As part of the Church policy on dealing with this sort of event, the young people involved are immediately sent out of the area where it happened. One of these young men is from a neighboring island, so he has been sent there to finish his mission. The other is actually from Mexico and he has only one more transfer (6 weeks) until he goes home. The Area authorities want him to go to one of our small islands. However, his visa that allows him to enter the US is for one entry only. If he goes out of the US territory he cannot return. He has clearance from our security people to stay here for the duration of his mission, but he cannot leave and return. The outlying islands are little countries of their own, and they don’t have much extra money for social support programs, so they require that the missionaries have a ticket out of the country before they are allowed to come into the country. Since this elder cannot return to the US, he is not being allowed to go to that little island nation. I booked his ticket yesterday with the understanding that we have 24 hours to cancel the reservation. By the time we found out all this stuff it was past 24 hours, so they said they would not cancel the ticket and give a refund. They talked about it, however, and decided they would really like our business, so they made an exception. It is just awesome how the Lord blesses us as we do our best to do his work. Even for an old skeptic like me, this is solid evidence of God blessing our lives. Only God is smart enough to know how to do it in a way that does not interfere with our ability or responsibility to make decisions and live with the consequences.
There are actually more things that have happened in the past three days that I can’t even write about, mainly because I am too tired or the details have begun to slip from my memory. Suffice it to say, however, that these events have strengthened my faith in marvelous ways.
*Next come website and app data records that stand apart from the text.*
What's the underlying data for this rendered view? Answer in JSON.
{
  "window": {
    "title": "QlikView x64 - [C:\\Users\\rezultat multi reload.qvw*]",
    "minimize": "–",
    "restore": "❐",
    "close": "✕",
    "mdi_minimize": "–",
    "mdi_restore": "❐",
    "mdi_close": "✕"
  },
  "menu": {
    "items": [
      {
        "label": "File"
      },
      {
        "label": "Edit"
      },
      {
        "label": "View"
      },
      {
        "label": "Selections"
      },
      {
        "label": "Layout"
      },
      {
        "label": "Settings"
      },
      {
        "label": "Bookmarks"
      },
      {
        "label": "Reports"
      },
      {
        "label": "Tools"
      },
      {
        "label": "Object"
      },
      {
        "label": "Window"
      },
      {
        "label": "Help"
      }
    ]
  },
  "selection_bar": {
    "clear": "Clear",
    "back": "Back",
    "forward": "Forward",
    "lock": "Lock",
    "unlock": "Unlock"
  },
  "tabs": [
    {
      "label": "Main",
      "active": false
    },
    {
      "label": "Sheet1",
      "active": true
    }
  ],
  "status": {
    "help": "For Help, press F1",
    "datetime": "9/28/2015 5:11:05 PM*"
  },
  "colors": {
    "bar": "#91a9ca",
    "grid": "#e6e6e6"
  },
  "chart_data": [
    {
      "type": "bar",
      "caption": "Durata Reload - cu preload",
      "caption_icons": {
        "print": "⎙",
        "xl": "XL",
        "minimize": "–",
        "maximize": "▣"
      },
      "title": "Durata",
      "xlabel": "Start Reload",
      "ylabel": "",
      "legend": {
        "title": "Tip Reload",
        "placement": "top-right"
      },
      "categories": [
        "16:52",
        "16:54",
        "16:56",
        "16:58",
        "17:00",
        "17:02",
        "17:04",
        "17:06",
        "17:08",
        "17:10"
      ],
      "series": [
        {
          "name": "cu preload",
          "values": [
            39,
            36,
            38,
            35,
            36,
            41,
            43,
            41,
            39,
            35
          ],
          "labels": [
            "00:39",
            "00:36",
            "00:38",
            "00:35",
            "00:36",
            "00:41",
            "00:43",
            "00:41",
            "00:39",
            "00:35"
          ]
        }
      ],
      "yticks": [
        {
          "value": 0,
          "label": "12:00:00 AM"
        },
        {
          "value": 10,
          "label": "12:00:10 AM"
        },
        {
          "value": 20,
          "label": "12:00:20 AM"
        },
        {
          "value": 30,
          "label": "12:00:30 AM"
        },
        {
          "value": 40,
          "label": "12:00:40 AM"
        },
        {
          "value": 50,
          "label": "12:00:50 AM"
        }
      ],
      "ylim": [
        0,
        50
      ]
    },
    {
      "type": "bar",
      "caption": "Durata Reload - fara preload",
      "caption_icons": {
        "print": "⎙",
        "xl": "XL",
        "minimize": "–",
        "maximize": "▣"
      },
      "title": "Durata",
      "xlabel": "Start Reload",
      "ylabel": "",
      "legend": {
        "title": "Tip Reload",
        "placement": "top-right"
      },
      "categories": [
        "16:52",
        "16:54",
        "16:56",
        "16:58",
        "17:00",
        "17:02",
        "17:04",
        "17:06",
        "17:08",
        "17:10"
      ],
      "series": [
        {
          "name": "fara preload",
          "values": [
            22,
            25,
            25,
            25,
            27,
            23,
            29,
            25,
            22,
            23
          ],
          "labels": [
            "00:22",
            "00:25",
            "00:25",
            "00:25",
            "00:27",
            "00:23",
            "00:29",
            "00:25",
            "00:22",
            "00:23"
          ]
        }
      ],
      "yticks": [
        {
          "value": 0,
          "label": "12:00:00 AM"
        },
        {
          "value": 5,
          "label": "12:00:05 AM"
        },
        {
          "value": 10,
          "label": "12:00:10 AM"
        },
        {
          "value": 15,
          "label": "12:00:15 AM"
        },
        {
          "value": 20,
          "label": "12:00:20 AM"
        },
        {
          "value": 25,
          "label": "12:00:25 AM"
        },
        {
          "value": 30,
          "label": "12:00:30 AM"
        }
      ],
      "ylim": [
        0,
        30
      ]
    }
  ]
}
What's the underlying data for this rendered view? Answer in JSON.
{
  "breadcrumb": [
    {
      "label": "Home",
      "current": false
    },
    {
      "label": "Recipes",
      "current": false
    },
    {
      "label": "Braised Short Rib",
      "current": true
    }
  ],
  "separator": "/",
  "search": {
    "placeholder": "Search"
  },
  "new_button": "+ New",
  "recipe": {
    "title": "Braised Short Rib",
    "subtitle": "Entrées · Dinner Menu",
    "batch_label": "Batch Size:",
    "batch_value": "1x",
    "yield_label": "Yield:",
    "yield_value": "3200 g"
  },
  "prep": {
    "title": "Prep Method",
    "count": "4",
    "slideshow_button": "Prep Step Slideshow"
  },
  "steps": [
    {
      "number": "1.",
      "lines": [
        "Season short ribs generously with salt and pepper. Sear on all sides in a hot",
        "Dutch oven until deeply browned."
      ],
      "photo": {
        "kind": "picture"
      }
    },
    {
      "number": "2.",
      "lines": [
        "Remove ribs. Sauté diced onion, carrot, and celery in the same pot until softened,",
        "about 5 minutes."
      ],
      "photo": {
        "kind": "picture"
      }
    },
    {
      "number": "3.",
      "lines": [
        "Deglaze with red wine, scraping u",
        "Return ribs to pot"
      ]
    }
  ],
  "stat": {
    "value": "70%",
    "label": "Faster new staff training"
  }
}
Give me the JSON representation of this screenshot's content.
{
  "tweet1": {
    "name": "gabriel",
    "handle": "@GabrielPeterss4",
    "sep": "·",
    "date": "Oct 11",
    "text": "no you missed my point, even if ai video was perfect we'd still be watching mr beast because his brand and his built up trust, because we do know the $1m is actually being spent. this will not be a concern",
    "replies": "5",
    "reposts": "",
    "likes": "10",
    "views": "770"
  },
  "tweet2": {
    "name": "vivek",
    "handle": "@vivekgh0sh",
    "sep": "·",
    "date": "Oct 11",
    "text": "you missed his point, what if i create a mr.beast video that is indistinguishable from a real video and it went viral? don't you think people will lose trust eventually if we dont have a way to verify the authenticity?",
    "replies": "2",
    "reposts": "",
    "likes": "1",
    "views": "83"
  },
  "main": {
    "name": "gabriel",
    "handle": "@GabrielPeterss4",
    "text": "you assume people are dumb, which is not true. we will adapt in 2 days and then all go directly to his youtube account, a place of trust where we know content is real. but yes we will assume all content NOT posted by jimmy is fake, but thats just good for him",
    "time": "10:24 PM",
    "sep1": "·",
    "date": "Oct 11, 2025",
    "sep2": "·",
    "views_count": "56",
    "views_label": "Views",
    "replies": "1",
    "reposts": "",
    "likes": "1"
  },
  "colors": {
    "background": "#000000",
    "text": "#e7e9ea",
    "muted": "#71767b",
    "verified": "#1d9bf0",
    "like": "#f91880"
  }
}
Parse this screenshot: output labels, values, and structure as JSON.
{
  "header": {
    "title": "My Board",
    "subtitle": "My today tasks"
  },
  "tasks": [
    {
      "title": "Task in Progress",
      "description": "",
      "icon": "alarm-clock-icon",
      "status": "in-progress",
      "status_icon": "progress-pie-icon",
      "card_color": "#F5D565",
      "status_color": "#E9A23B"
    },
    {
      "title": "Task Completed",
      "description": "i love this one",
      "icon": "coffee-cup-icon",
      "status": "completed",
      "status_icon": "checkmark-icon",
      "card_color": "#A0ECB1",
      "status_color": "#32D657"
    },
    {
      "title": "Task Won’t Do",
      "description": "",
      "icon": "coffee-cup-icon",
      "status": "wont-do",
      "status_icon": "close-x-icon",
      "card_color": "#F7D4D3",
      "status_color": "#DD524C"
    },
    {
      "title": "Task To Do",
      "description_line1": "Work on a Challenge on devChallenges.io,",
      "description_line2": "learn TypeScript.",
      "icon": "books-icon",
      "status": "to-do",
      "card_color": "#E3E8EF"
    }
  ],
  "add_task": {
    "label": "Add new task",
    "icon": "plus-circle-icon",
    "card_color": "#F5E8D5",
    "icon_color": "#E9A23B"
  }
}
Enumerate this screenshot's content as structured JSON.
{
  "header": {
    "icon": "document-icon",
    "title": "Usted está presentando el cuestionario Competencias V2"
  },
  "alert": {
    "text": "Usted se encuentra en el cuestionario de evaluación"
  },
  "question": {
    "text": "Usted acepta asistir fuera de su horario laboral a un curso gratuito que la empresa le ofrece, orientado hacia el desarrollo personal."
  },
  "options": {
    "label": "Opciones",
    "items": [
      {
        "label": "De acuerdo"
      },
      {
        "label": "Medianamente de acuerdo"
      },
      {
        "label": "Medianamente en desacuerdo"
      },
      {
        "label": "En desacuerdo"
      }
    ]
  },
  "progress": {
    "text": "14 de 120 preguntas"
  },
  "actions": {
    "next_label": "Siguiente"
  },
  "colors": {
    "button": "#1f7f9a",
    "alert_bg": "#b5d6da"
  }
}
As Elder Cornish said, “If you have been looking for a miracle to write about, this is surely one.”
So we are preparing to go home in a week. Stay tuned.